CPR changing from A-B-C to C-A-B
In 2010, the governing body for regulations to CPR, released the 2010 AHA guidelines for CPR and ECC. The most drastic change in those guidelines is the change from the basic method of rescue developed over a half century ago, of Airway, Breathing, Chest Compressions / Circulations, to chest compressions, airway, breathing. This change has come about due to several studies.
Since 2005, the focus has been to increase the quality of chest compressions and to minimize the pauses between intervals of chest compressions. Studies until then were showing that the quality of chest compressions, with depth, speed and recoil were poor. Another focus was the continuing issue of compression only CPR. This was the main focus in the 2005 major changes to the Guidelines for CPR and ECC.
2010 yielded more changes and more focus on chest compressions for adults and paediatric patients (children, and infants). The focus has continued on the importance of chest compressions and not only the delay between intervals but the delay to begin chest compressions. Studies show that with the time for lay rescuers to open an airway and attempt to ventilate involves too much time and that time is taken away from the rescuer moving towards doing chest compressions and applying an AED which dramatically increases survival rates. Studies show that the sooner chest compressions and AED are administered to a patient the higher the chance of survival.
New guidelines are trying to incorporate chest compressions prior to airway and breathing which is why the popular “A-B-C” method is changing towards a new “C-A-B” method. One obvious concern about this change is how students and lay person will adapt away from such a simple acronym.

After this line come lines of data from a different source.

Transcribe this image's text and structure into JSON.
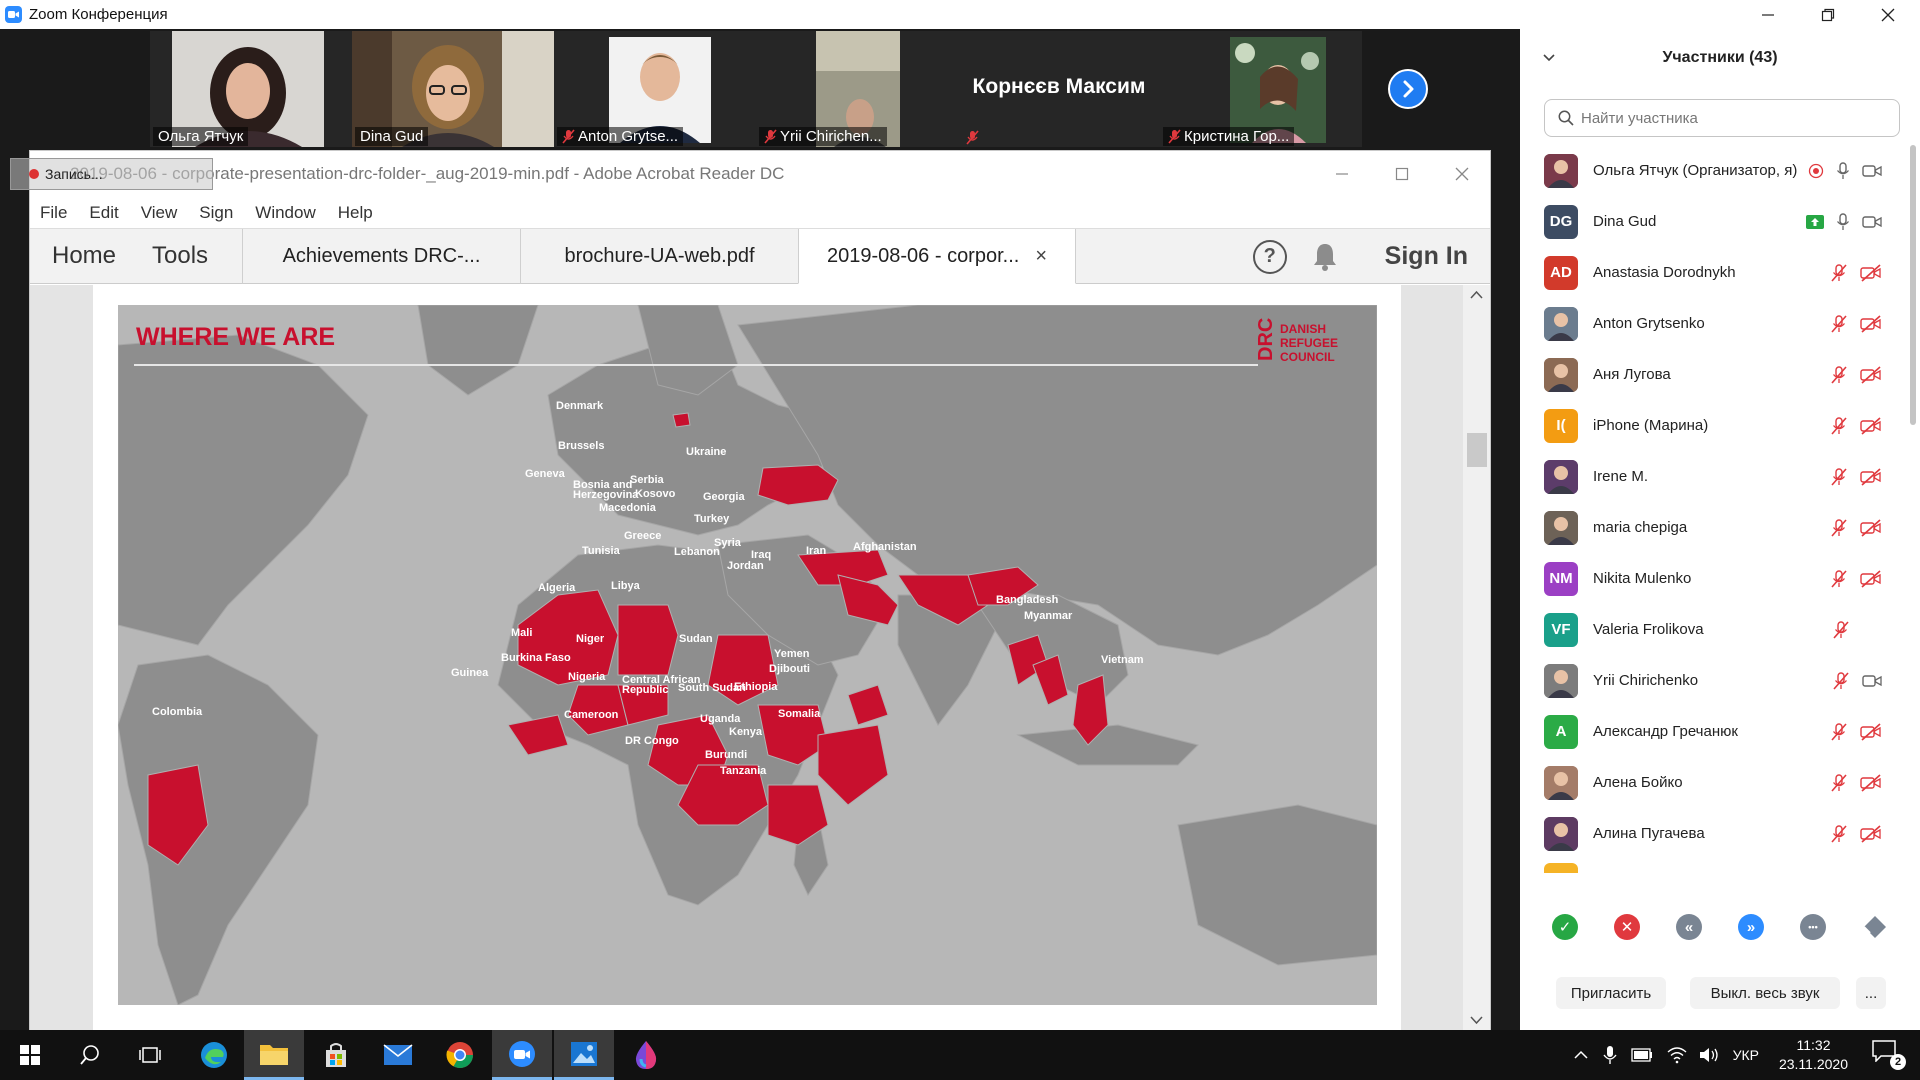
{
  "zoom": {
    "window_title": "Zoom Конференция"
  },
  "video_strip": {
    "tiles": [
      {
        "name": "Ольга Ятчук",
        "muted": false,
        "active": false
      },
      {
        "name": "Dina Gud",
        "muted": false,
        "active": true
      },
      {
        "name": "Anton Grytse...",
        "muted": true,
        "active": false
      },
      {
        "name": "Yrii Chirichen...",
        "muted": true,
        "active": false
      },
      {
        "name": "Корнєєв Максим",
        "muted": true,
        "active": false
      },
      {
        "name": "Кристина Гор...",
        "muted": true,
        "active": false
      }
    ]
  },
  "share_badge": {
    "label": "Запись..."
  },
  "acrobat": {
    "window_title": "2019-08-06 - corporate-presentation-drc-folder-_aug-2019-min.pdf - Adobe Acrobat Reader DC",
    "menu": [
      "File",
      "Edit",
      "View",
      "Sign",
      "Window",
      "Help"
    ],
    "nav": {
      "home": "Home",
      "tools": "Tools"
    },
    "tabs": [
      {
        "label": "Achievements DRC-...",
        "active": false
      },
      {
        "label": "brochure-UA-web.pdf",
        "active": false
      },
      {
        "label": "2019-08-06 - corpor...",
        "active": true
      }
    ],
    "tab_close": "×",
    "sign_in": "Sign In",
    "help_glyph": "?"
  },
  "slide": {
    "title": "WHERE WE ARE",
    "logo": {
      "mark": "DRC",
      "line1": "DANISH",
      "line2": "REFUGEE",
      "line3": "COUNCIL"
    },
    "country_labels": [
      "Denmark",
      "Brussels",
      "Ukraine",
      "Geneva",
      "Bosnia and Herzegovina",
      "Serbia",
      "Kosovo",
      "Georgia",
      "Macedonia",
      "Turkey",
      "Greece",
      "Syria",
      "Lebanon",
      "Iraq",
      "Iran",
      "Afghanistan",
      "Jordan",
      "Tunisia",
      "Algeria",
      "Libya",
      "Mali",
      "Niger",
      "Sudan",
      "Yemen",
      "Djibouti",
      "Burkina Faso",
      "Guinea",
      "Nigeria",
      "Central African Republic",
      "South Sudan",
      "Ethiopia",
      "Cameroon",
      "Somalia",
      "Uganda",
      "Kenya",
      "DR Congo",
      "Burundi",
      "Tanzania",
      "Colombia",
      "Bangladesh",
      "Myanmar",
      "Vietnam"
    ]
  },
  "participants": {
    "title": "Участники (43)",
    "search_placeholder": "Найти участника",
    "list": [
      {
        "name": "Ольга Ятчук (Организатор, я)",
        "avatar": "photo",
        "color": "#7a3a4a",
        "mic": "on",
        "video": "on",
        "extra": "record"
      },
      {
        "name": "Dina Gud",
        "initials": "DG",
        "color": "#3d4c63",
        "mic": "on",
        "video": "on",
        "extra": "share"
      },
      {
        "name": "Anastasia Dorodnykh",
        "initials": "AD",
        "color": "#d23a2b",
        "mic": "off",
        "video": "off"
      },
      {
        "name": "Anton Grytsenko",
        "avatar": "photo",
        "color": "#6b7c8e",
        "mic": "off",
        "video": "off"
      },
      {
        "name": "Аня Лугова",
        "avatar": "photo",
        "color": "#8c6a54",
        "mic": "off",
        "video": "off"
      },
      {
        "name": "iPhone (Марина)",
        "initials": "I(",
        "color": "#f39c12",
        "mic": "off",
        "video": "off"
      },
      {
        "name": "Irene M.",
        "avatar": "photo",
        "color": "#5c3c6a",
        "mic": "off",
        "video": "off"
      },
      {
        "name": "maria chepiga",
        "avatar": "photo",
        "color": "#6d6257",
        "mic": "off",
        "video": "off"
      },
      {
        "name": "Nikita Mulenko",
        "initials": "NM",
        "color": "#9b3fc4",
        "mic": "off",
        "video": "off"
      },
      {
        "name": "Valeria Frolikova",
        "initials": "VF",
        "color": "#1aa08a",
        "mic": "off",
        "video": "none"
      },
      {
        "name": "Yrii Chirichenko",
        "avatar": "photo",
        "color": "#7c7c7c",
        "mic": "off",
        "video": "on"
      },
      {
        "name": "Александр Гречанюк",
        "initials": "A",
        "color": "#2bab46",
        "mic": "off",
        "video": "off"
      },
      {
        "name": "Алена Бойко",
        "avatar": "photo",
        "color": "#a47c68",
        "mic": "off",
        "video": "off"
      },
      {
        "name": "Алина Пугачева",
        "avatar": "photo",
        "color": "#5d3b62",
        "mic": "off",
        "video": "off"
      }
    ],
    "reactions": [
      {
        "name": "yes",
        "glyph": "✓",
        "color": "#27a744"
      },
      {
        "name": "no",
        "glyph": "✕",
        "color": "#e0393e"
      },
      {
        "name": "slower",
        "glyph": "«",
        "color": "#7a8593"
      },
      {
        "name": "faster",
        "glyph": "»",
        "color": "#2d8cff"
      },
      {
        "name": "more",
        "glyph": "•••",
        "color": "#7a8593"
      },
      {
        "name": "clear",
        "glyph": "",
        "color": "#7a8593"
      }
    ],
    "invite_label": "Пригласить",
    "mute_all_label": "Выкл. весь звук",
    "more_label": "..."
  },
  "taskbar": {
    "language": "УКР",
    "time": "11:32",
    "date": "23.11.2020",
    "notification_count": "2"
  },
  "colors": {
    "drc_red": "#c8102e",
    "zoom_blue": "#2d8cff"
  }
}
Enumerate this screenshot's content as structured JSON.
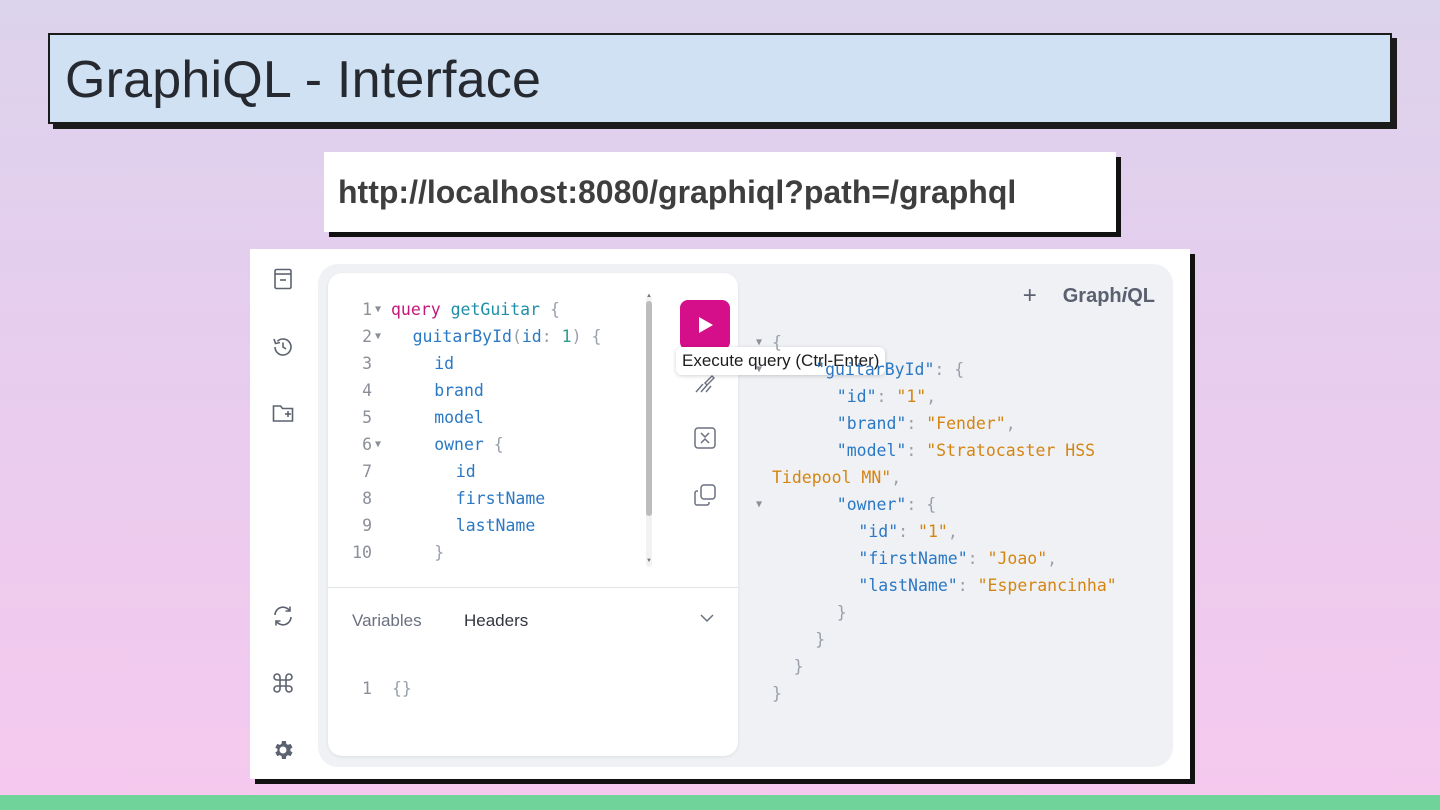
{
  "slide": {
    "title": "GraphiQL - Interface",
    "url": "http://localhost:8080/graphiql?path=/graphql"
  },
  "graphiql": {
    "logo_pre": "Graph",
    "logo_i": "i",
    "logo_post": "QL",
    "add_tab_label": "+",
    "tooltip": "Execute query (Ctrl-Enter)",
    "bottom_tabs": {
      "variables": "Variables",
      "headers": "Headers"
    },
    "variables_editor": {
      "line_number": "1",
      "content": "{}"
    },
    "query_lines": [
      {
        "n": "1",
        "fold": true,
        "indent": 0,
        "parts": [
          [
            "kw",
            "query"
          ],
          [
            "sp",
            " "
          ],
          [
            "fn",
            "getGuitar"
          ],
          [
            "sp",
            " "
          ],
          [
            "pun",
            "{"
          ]
        ]
      },
      {
        "n": "2",
        "fold": true,
        "indent": 1,
        "parts": [
          [
            "fld",
            "guitarById"
          ],
          [
            "pun",
            "("
          ],
          [
            "fld",
            "id"
          ],
          [
            "pun",
            ": "
          ],
          [
            "num",
            "1"
          ],
          [
            "pun",
            ")"
          ],
          [
            "sp",
            " "
          ],
          [
            "pun",
            "{"
          ]
        ]
      },
      {
        "n": "3",
        "fold": false,
        "indent": 2,
        "parts": [
          [
            "fld",
            "id"
          ]
        ]
      },
      {
        "n": "4",
        "fold": false,
        "indent": 2,
        "parts": [
          [
            "fld",
            "brand"
          ]
        ]
      },
      {
        "n": "5",
        "fold": false,
        "indent": 2,
        "parts": [
          [
            "fld",
            "model"
          ]
        ]
      },
      {
        "n": "6",
        "fold": true,
        "indent": 2,
        "parts": [
          [
            "fld",
            "owner"
          ],
          [
            "sp",
            " "
          ],
          [
            "pun",
            "{"
          ]
        ]
      },
      {
        "n": "7",
        "fold": false,
        "indent": 3,
        "parts": [
          [
            "fld",
            "id"
          ]
        ]
      },
      {
        "n": "8",
        "fold": false,
        "indent": 3,
        "parts": [
          [
            "fld",
            "firstName"
          ]
        ]
      },
      {
        "n": "9",
        "fold": false,
        "indent": 3,
        "parts": [
          [
            "fld",
            "lastName"
          ]
        ]
      },
      {
        "n": "10",
        "fold": false,
        "indent": 2,
        "parts": [
          [
            "pun",
            "}"
          ]
        ]
      }
    ],
    "result_lines": [
      {
        "fold": true,
        "indent": 0,
        "parts": [
          [
            "pun",
            "{"
          ]
        ]
      },
      {
        "fold": true,
        "indent": 2,
        "parts": [
          [
            "fld",
            "\"guitarById\""
          ],
          [
            "pun",
            ": {"
          ]
        ]
      },
      {
        "fold": false,
        "indent": 3,
        "parts": [
          [
            "fld",
            "\"id\""
          ],
          [
            "pun",
            ": "
          ],
          [
            "str",
            "\"1\""
          ],
          [
            "pun",
            ","
          ]
        ]
      },
      {
        "fold": false,
        "indent": 3,
        "parts": [
          [
            "fld",
            "\"brand\""
          ],
          [
            "pun",
            ": "
          ],
          [
            "str",
            "\"Fender\""
          ],
          [
            "pun",
            ","
          ]
        ]
      },
      {
        "fold": false,
        "indent": 3,
        "parts": [
          [
            "fld",
            "\"model\""
          ],
          [
            "pun",
            ": "
          ],
          [
            "str",
            "\"Stratocaster HSS"
          ]
        ]
      },
      {
        "fold": false,
        "indent": 0,
        "parts": [
          [
            "str",
            "Tidepool MN\""
          ],
          [
            "pun",
            ","
          ]
        ]
      },
      {
        "fold": true,
        "indent": 3,
        "parts": [
          [
            "fld",
            "\"owner\""
          ],
          [
            "pun",
            ": {"
          ]
        ]
      },
      {
        "fold": false,
        "indent": 4,
        "parts": [
          [
            "fld",
            "\"id\""
          ],
          [
            "pun",
            ": "
          ],
          [
            "str",
            "\"1\""
          ],
          [
            "pun",
            ","
          ]
        ]
      },
      {
        "fold": false,
        "indent": 4,
        "parts": [
          [
            "fld",
            "\"firstName\""
          ],
          [
            "pun",
            ": "
          ],
          [
            "str",
            "\"Joao\""
          ],
          [
            "pun",
            ","
          ]
        ]
      },
      {
        "fold": false,
        "indent": 4,
        "parts": [
          [
            "fld",
            "\"lastName\""
          ],
          [
            "pun",
            ": "
          ],
          [
            "str",
            "\"Esperancinha\""
          ]
        ]
      },
      {
        "fold": false,
        "indent": 3,
        "parts": [
          [
            "pun",
            "}"
          ]
        ]
      },
      {
        "fold": false,
        "indent": 2,
        "parts": [
          [
            "pun",
            "}"
          ]
        ]
      },
      {
        "fold": false,
        "indent": 1,
        "parts": [
          [
            "pun",
            "}"
          ]
        ]
      },
      {
        "fold": false,
        "indent": 0,
        "parts": [
          [
            "pun",
            "}"
          ]
        ]
      }
    ],
    "sidebar_icons": [
      "docs-icon",
      "history-icon",
      "explorer-icon",
      "refetch-schema-icon",
      "shortcuts-icon",
      "settings-icon"
    ],
    "toolbar_icons": [
      "execute-icon",
      "prettify-icon",
      "merge-fragments-icon",
      "copy-query-icon"
    ],
    "colors": {
      "run_button": "#d50e89",
      "keyword": "#c4177a",
      "field": "#2b78c4",
      "string": "#d58512",
      "number": "#2a9d8f"
    }
  }
}
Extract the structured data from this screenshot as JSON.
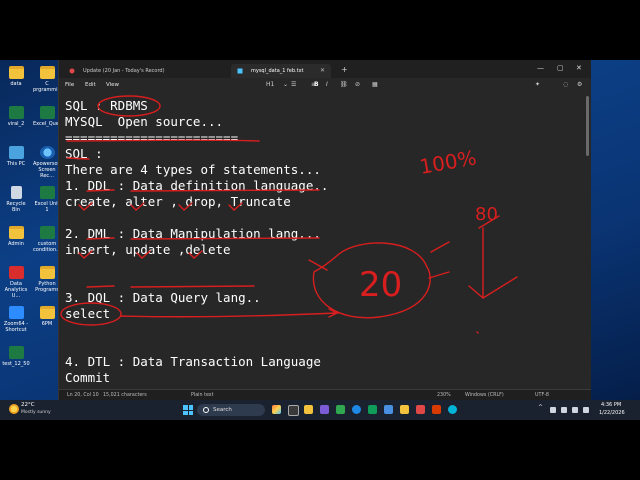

To learn more about changes to CPR and to learn CPR take CPR training in Vancouver (http://vancouverfirstaid.ca/) with Vancouver First Aid Ltd.